In a judgment delivered last week, he stated that, of all those who swear affidavits in the court, solicitors were the group "most frequently found to have only a nodding acquaintance with the truth".

Cutting through the usual legal rhetoric, he baldly stated that solicitors' sworn statements were "not generally reliable" and that some had "debased" the concept of the affidavit and oath.


Barristers also got a lash of the gavel -- with Honohan stating that judges could not rely on banks' counsel to give an assessment of debtors' debts.

He was speaking about 'fast-track' court procedures, which allow banks and other creditors to get judgments against debtors unable to pay solicitors, or represent themselves.

The procedures breach a person's right to a fair hearing, he believes.

He also points out that a defendant often has just "one chance" to mount a defence against the affidavits, in a "surreal world" of a crowded and confusing courtroom on a Monday morning.

Solicitors have, predictably, got their writs in a twist, shouting 'objection' and denying the accusations.

The director general of the Law Society, Ken Murphy, branded them an "outrageous and utterly unjustified slur on the integrity of the entire solicitors' profession."

Mind you, the recent behaviour of some solicitors, such as runaway Michael Lynn and Ponzi schemester Thomas Byrne, has hardly increased the integrity of the profession either.

Usually spats like these barely make it beyond the walls of the Four Courts.

But fast-track debt proceedings have become, alas, all the more common in recent years.

The system may have its merits, in some instances. But those who owe money still possess rights, even if they can't afford to pay a solicitor to argue these.

The idea of banks arriving in court armed with solicitors and barristers to face down a lone individual, without representation, does not appear fair to most people.

If Mr Honohan's remarks are correct, it is not just either. Unfortunately, his warning may be too late for many people.


Ken Murphy states that the Master of the High Court is a not a judge and that his remarks are "unworthy of anyone involved in the administration of justice".

But if I was forced to rule on the words of a respected judicial official versus an army of faceless solicitors, I know whose version of the truth I'd believe.

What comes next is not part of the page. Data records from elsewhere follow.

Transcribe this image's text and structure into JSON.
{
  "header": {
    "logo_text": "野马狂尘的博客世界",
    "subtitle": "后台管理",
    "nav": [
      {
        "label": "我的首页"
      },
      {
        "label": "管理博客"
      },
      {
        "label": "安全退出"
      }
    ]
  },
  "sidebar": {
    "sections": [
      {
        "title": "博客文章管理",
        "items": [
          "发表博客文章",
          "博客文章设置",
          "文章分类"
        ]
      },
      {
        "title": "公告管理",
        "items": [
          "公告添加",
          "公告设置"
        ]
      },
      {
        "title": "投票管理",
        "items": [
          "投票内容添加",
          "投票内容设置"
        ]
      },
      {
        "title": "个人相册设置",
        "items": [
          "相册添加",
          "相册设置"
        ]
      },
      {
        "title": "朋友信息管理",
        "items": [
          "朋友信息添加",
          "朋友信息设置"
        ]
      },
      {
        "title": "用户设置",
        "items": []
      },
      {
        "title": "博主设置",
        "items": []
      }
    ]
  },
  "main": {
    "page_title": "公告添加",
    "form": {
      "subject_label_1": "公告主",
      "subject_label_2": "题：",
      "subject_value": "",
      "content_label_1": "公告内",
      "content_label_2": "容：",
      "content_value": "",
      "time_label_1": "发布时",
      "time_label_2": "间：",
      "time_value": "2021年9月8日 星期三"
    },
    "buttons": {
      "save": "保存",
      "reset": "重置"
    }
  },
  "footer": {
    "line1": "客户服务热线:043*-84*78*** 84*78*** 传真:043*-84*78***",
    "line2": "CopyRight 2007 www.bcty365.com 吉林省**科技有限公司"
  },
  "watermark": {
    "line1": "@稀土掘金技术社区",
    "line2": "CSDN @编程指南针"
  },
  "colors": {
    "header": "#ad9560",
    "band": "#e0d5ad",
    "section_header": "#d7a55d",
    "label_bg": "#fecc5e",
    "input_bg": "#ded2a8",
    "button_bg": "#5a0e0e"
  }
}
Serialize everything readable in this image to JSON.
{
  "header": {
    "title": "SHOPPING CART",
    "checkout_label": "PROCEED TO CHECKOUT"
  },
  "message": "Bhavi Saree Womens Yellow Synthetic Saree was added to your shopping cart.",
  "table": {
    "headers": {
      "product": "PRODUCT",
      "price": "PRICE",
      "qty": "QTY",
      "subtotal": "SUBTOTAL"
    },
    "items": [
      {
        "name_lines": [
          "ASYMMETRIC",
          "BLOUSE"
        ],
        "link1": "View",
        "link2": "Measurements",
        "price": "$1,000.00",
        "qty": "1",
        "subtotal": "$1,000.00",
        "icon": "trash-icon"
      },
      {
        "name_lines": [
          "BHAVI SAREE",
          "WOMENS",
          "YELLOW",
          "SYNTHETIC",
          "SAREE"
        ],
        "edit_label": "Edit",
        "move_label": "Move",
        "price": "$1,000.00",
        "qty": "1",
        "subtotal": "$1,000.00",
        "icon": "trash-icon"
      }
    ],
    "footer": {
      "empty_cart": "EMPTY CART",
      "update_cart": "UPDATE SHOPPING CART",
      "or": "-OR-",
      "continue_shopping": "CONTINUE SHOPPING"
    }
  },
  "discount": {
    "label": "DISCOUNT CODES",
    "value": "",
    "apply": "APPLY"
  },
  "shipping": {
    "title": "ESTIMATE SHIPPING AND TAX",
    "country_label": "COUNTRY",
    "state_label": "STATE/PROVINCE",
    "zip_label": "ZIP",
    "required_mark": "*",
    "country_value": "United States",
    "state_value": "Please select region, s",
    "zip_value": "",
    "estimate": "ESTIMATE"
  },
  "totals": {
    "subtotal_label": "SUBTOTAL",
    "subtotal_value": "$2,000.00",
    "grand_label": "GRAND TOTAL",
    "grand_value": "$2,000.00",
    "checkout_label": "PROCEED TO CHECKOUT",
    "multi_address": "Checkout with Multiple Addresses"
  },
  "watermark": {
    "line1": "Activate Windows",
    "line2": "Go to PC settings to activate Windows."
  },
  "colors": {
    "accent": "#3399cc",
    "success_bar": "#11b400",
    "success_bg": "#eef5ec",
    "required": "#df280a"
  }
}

Ultimately, whether lawyers lie or not this row has highlighted a longstanding truth. Without representation our courts remain a confusing and intimidating place for ordinary people.

And it suits solicitors to keep it that way.